Game Love at First Sight
It’s not often that I know I’m going to love a game after just a few minutes of my first play. I had that feeling a couple of turns into Suburbia.
Suburbia is a euro-ish game that has what many euros do not – an integrated theme. Some have compared it to the video game Sim City. Having played that game just a little many years ago, I can agree with the comparison.
All players start with the same suburban setup; your borough consists of a green suburb hex tile, a gray community park hex tile, and a yellow heavy factory hex tile, vertically arranged in that order.
Tiles in your borough can affect each other, and they tend to do so as you would expect in real life. This is what I mean by the theme being integrated into the game. Tiles you purchase and play in your borough may also affect other players’ boroughs.
Tile purchase and play will usually affect your cash flow and your reputation (victory points) either positively or negatively. You normally attempt to increase both your income (so you can purchase more tiles) and your reputation (so you can win the game) while striving to attain publicly shared goals and a personal goal. These goals, which are worth from 10, 15, or 20 points each are crucial to winning the game.
I said that you’ll normally want to increase income and reputation, but it’s possible that one of the goals will reward you for the lowest income or cash on hand or the poorest reputation at the end of the game. The public and private goals are selected at the beginning of the game from a large pool of possibilities. These goals come in pairs of opposites, so it’s possible that one of the available goals for a given game and it’s opposite are both in play at the same time. You’ll obviously have to choose which one to shoot for, since you won’t be able to attain both in that (probably rare) case.

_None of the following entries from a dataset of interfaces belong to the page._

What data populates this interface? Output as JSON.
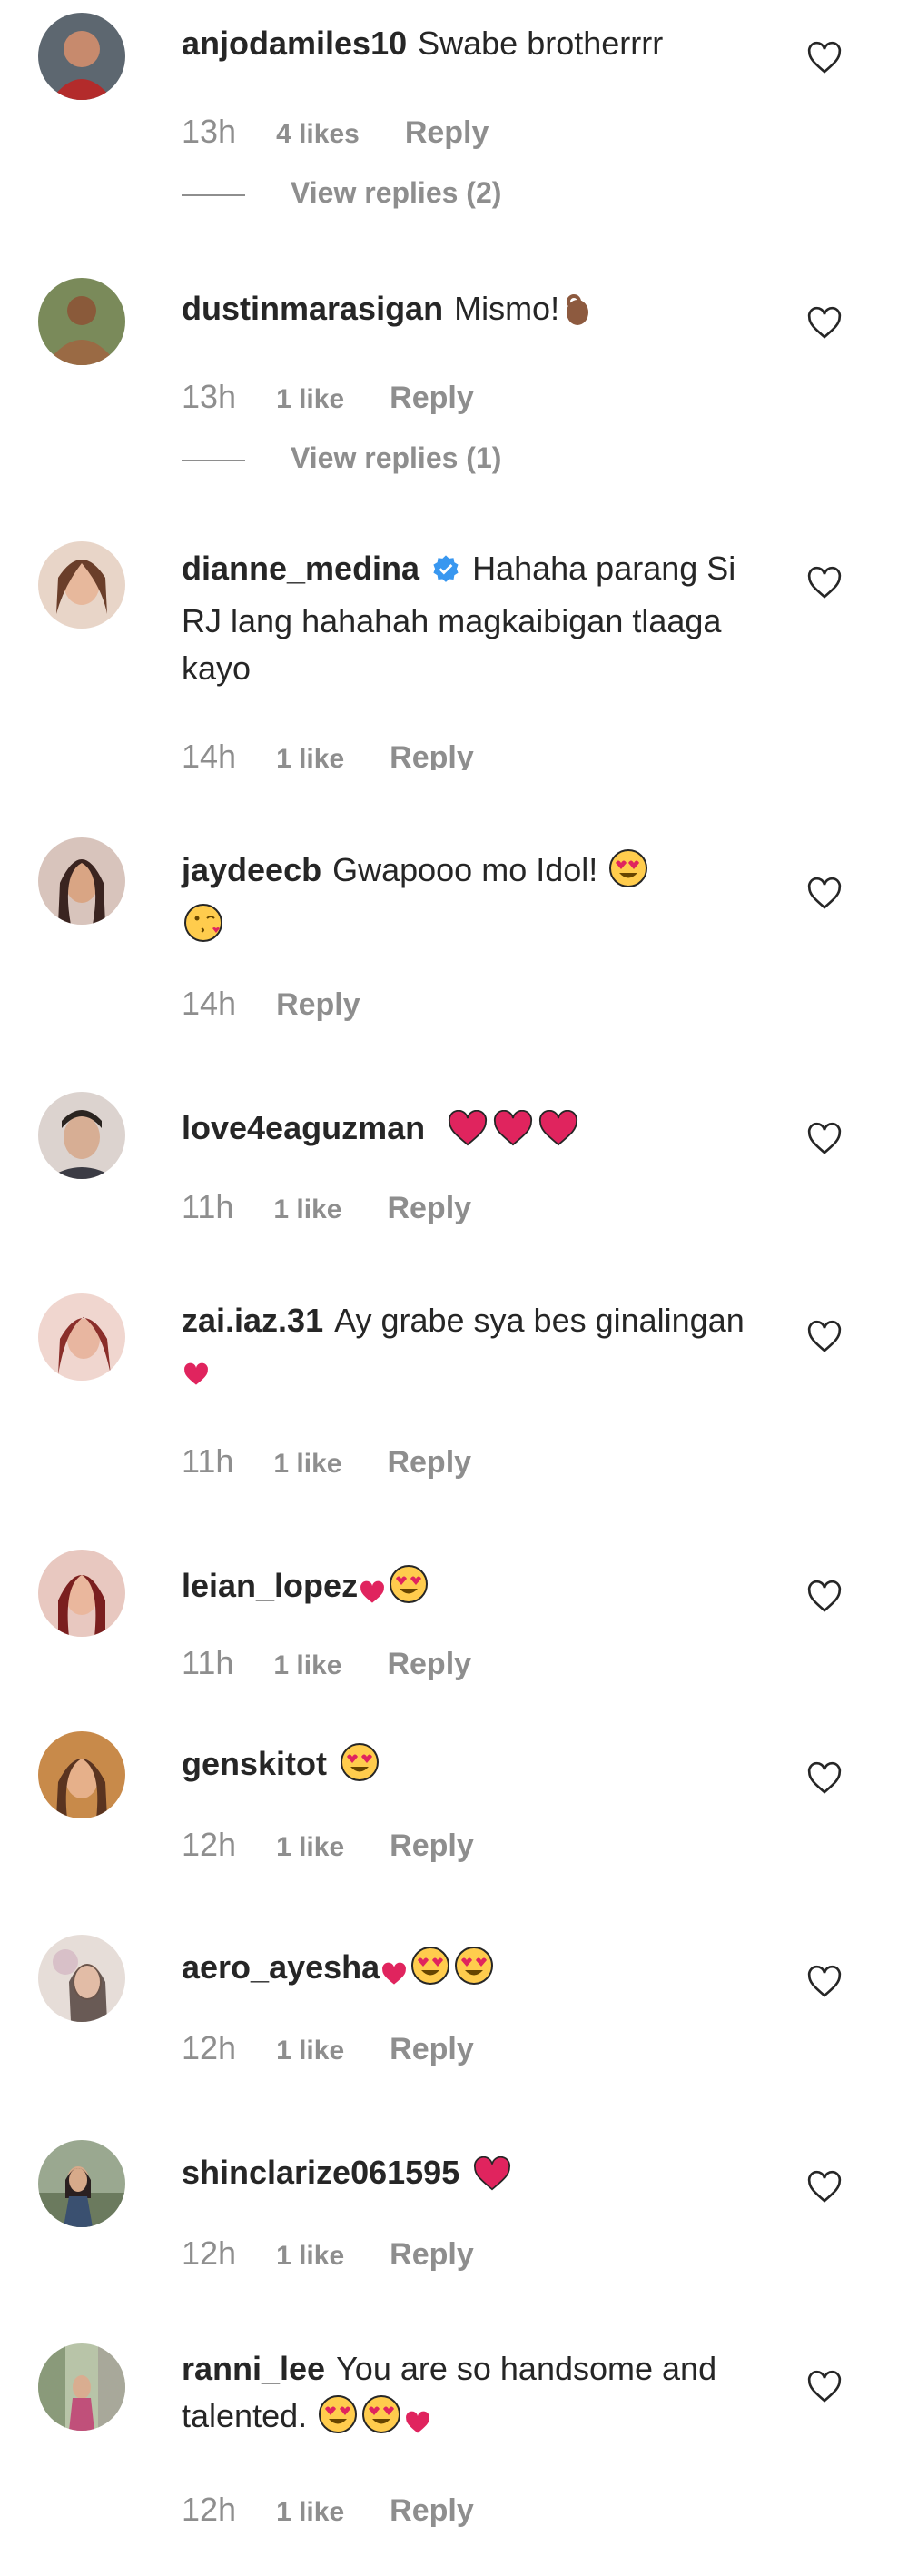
{
  "comments": [
    {
      "username": "anjodamiles10",
      "text": "Swabe brotherrrr",
      "emojis": [],
      "time": "13h",
      "likes": "4 likes",
      "reply_label": "Reply",
      "view_replies": "View replies (2)",
      "avatar_color": "#7a3b3b"
    },
    {
      "username": "dustinmarasigan",
      "text": "Mismo!",
      "emojis": [
        "ok-hand-emoji"
      ],
      "time": "13h",
      "likes": "1 like",
      "reply_label": "Reply",
      "view_replies": "View replies (1)",
      "avatar_color": "#8a6a4a"
    },
    {
      "username": "dianne_medina",
      "verified": true,
      "text": "Hahaha parang Si RJ lang hahahah magkaibigan tlaaga kayo",
      "emojis": [],
      "time": "14h",
      "likes": "1 like",
      "reply_label": "Reply",
      "avatar_color": "#d9a88f"
    },
    {
      "username": "jaydeecb",
      "text": "Gwapooo mo Idol!",
      "emojis": [
        "heart-eyes-emoji",
        "kissing-emoji"
      ],
      "time": "14h",
      "likes": "",
      "reply_label": "Reply",
      "avatar_color": "#6b4a48"
    },
    {
      "username": "love4eaguzman",
      "text": "",
      "emojis": [
        "heart-emoji",
        "heart-emoji",
        "heart-emoji"
      ],
      "time": "11h",
      "likes": "1 like",
      "reply_label": "Reply",
      "avatar_color": "#b8a096"
    },
    {
      "username": "zai.iaz.31",
      "text": "Ay grabe sya bes ginalingan",
      "emojis": [
        "small-heart-emoji"
      ],
      "time": "11h",
      "likes": "1 like",
      "reply_label": "Reply",
      "avatar_color": "#c46a6a"
    },
    {
      "username": "leian_lopez",
      "text": "",
      "emojis": [
        "small-heart-emoji",
        "heart-eyes-emoji"
      ],
      "time": "11h",
      "likes": "1 like",
      "reply_label": "Reply",
      "avatar_color": "#a6453f"
    },
    {
      "username": "genskitot",
      "text": "",
      "emojis": [
        "heart-eyes-emoji"
      ],
      "time": "12h",
      "likes": "1 like",
      "reply_label": "Reply",
      "avatar_color": "#c9955c"
    },
    {
      "username": "aero_ayesha",
      "text": "",
      "emojis": [
        "small-heart-emoji",
        "heart-eyes-emoji",
        "heart-eyes-emoji"
      ],
      "time": "12h",
      "likes": "1 like",
      "reply_label": "Reply",
      "avatar_color": "#c9bdb8"
    },
    {
      "username": "shinclarize061595",
      "text": "",
      "emojis": [
        "heart-emoji"
      ],
      "time": "12h",
      "likes": "1 like",
      "reply_label": "Reply",
      "avatar_color": "#6d8a78"
    },
    {
      "username": "ranni_lee",
      "text": "You are so handsome and talented.",
      "emojis": [
        "heart-eyes-emoji",
        "heart-eyes-emoji",
        "small-heart-emoji"
      ],
      "time": "12h",
      "likes": "1 like",
      "reply_label": "Reply",
      "avatar_color": "#8f7c70"
    }
  ],
  "colors": {
    "text": "#262626",
    "meta": "#8e8e8e",
    "verified": "#3897f0",
    "heart_red": "#e0245e",
    "emoji_yellow": "#ffcc4d"
  }
}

During the course of the game, you’ll want to stay within 10 or 15 points of the leader so that, when you cash in on your goals at the end of the game, you still have a shot at winning.

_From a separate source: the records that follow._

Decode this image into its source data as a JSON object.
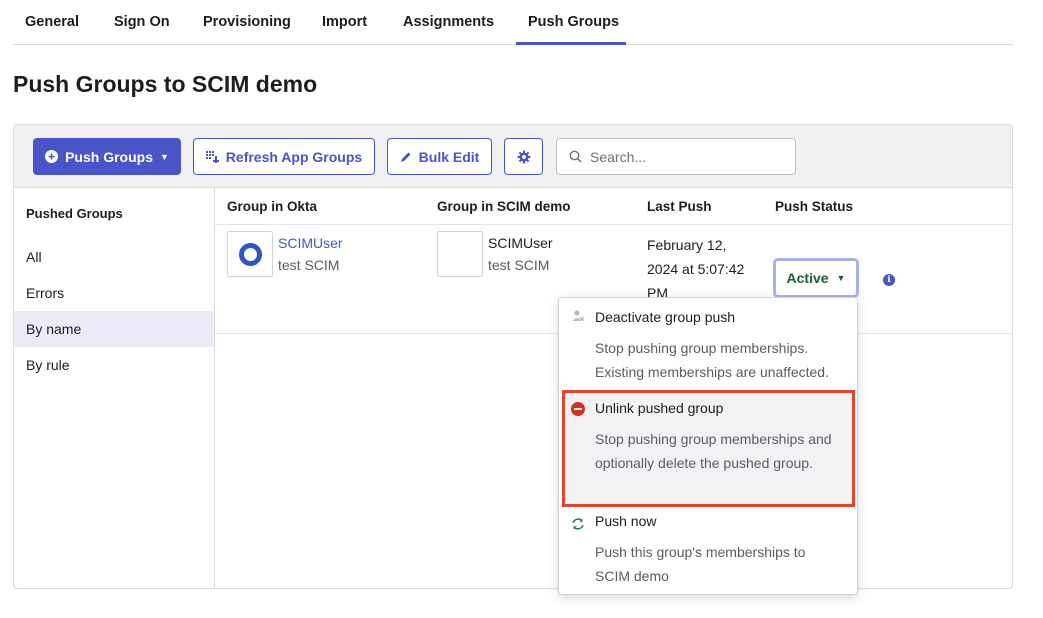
{
  "tabs": [
    {
      "label": "General"
    },
    {
      "label": "Sign On"
    },
    {
      "label": "Provisioning"
    },
    {
      "label": "Import"
    },
    {
      "label": "Assignments"
    },
    {
      "label": "Push Groups"
    }
  ],
  "active_tab": "Push Groups",
  "page_title": "Push Groups to SCIM demo",
  "toolbar": {
    "push_groups_label": "Push Groups",
    "refresh_label": "Refresh App Groups",
    "bulk_edit_label": "Bulk Edit",
    "search_placeholder": "Search..."
  },
  "sidenav": {
    "title": "Pushed Groups",
    "items": [
      {
        "label": "All"
      },
      {
        "label": "Errors"
      },
      {
        "label": "By name"
      },
      {
        "label": "By rule"
      }
    ],
    "selected": "By name"
  },
  "table": {
    "headers": [
      "Group in Okta",
      "Group in SCIM demo",
      "Last Push",
      "Push Status"
    ],
    "rows": [
      {
        "okta_group": "SCIMUser",
        "okta_group_desc": "test SCIM",
        "app_group": "SCIMUser",
        "app_group_desc": "test SCIM",
        "last_push": "February 12, 2024 at 5:07:42 PM",
        "status": "Active"
      }
    ]
  },
  "status_menu": {
    "items": [
      {
        "title": "Deactivate group push",
        "description": "Stop pushing group memberships. Existing memberships are unaffected."
      },
      {
        "title": "Unlink pushed group",
        "description": "Stop pushing group memberships and optionally delete the pushed group."
      },
      {
        "title": "Push now",
        "description": "Push this group's memberships to SCIM demo"
      }
    ]
  },
  "colors": {
    "accent": "#4854c7",
    "status_active": "#1b5e35",
    "highlight_border": "#e2452b",
    "unlink_icon": "#d1311e"
  }
}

Play It Again
I expect to get a lot of replay value from Suburbia because there are many more borough hex tiles and circular goal tiles provided than are actually used in any one game.
As of this writing, I have only taught Suburbia to a few people. I can hardly wait to teach it to the rest of my family and friends because I’m almost certain all of them will enjoy it. If you like Sim City or other thematic euro games, I’m sure you will too.

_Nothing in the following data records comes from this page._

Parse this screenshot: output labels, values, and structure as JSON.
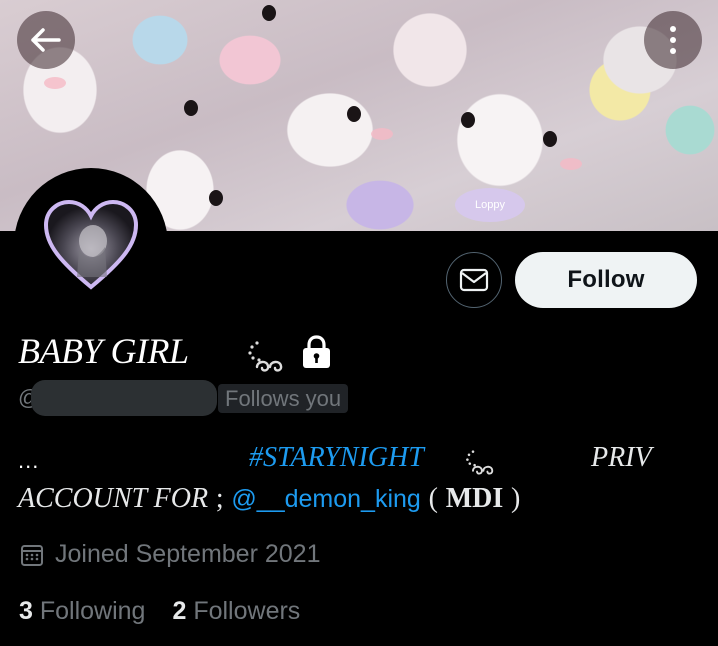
{
  "profile": {
    "display_name": "BABY GIRL",
    "handle_prefix": "@",
    "follows_you": "Follows you",
    "banner_tag": "Loppy",
    "bio": {
      "dots": "...",
      "hashtag": "#STARYNIGHT",
      "priv": "PRIV",
      "account_for": "ACCOUNT FOR",
      "semicolon": ";",
      "mention": "@__demon_king",
      "paren_open": "(",
      "mdi": "MDI",
      "paren_close": ")"
    },
    "joined": "Joined September 2021",
    "following_count": "3",
    "following_label": "Following",
    "followers_count": "2",
    "followers_label": "Followers"
  },
  "buttons": {
    "follow_label": "Follow"
  },
  "icons": {
    "back": "arrow-left-icon",
    "more": "more-vertical-icon",
    "message": "envelope-icon",
    "lock": "lock-icon",
    "calendar": "calendar-icon"
  },
  "colors": {
    "background": "#000000",
    "accent_link": "#1d9bf0",
    "muted_text": "#71767b",
    "follow_button_bg": "#eff3f4",
    "avatar_heart_border": "#cdb8f2"
  }
}
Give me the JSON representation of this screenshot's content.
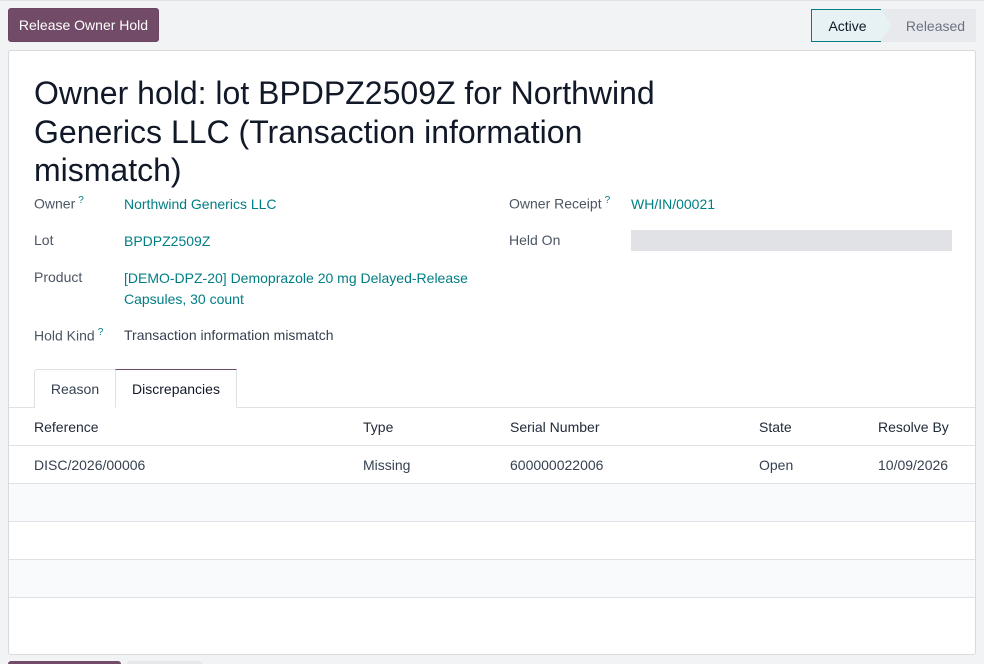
{
  "header": {
    "release_button": "Release Owner Hold",
    "stages": {
      "active": "Active",
      "released": "Released"
    }
  },
  "record": {
    "title": "Owner hold: lot BPDPZ2509Z for Northwind Generics LLC (Transaction information mismatch)",
    "fields": {
      "owner_label": "Owner",
      "owner_value": "Northwind Generics LLC",
      "lot_label": "Lot",
      "lot_value": "BPDPZ2509Z",
      "product_label": "Product",
      "product_value_line1": "[DEMO-DPZ-20] Demoprazole 20 mg Delayed-Release",
      "product_value_line2": "Capsules, 30 count",
      "hold_kind_label": "Hold Kind",
      "hold_kind_value": "Transaction information mismatch",
      "owner_receipt_label": "Owner Receipt",
      "owner_receipt_value": "WH/IN/00021",
      "held_on_label": "Held On",
      "help_mark": "?"
    }
  },
  "tabs": [
    {
      "label": "Reason"
    },
    {
      "label": "Discrepancies"
    }
  ],
  "table": {
    "columns": [
      "Reference",
      "Type",
      "Serial Number",
      "State",
      "Resolve By"
    ],
    "rows": [
      [
        "DISC/2026/00006",
        "Missing",
        "600000022006",
        "Open",
        "10/09/2026"
      ]
    ]
  }
}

Update: This game quickly became my wife’s favorite for 2014. As of this update, we have played it 93 times. We also picked up (and now always use) the Suburbia Inc expansion which adds new tiles, borders, and more.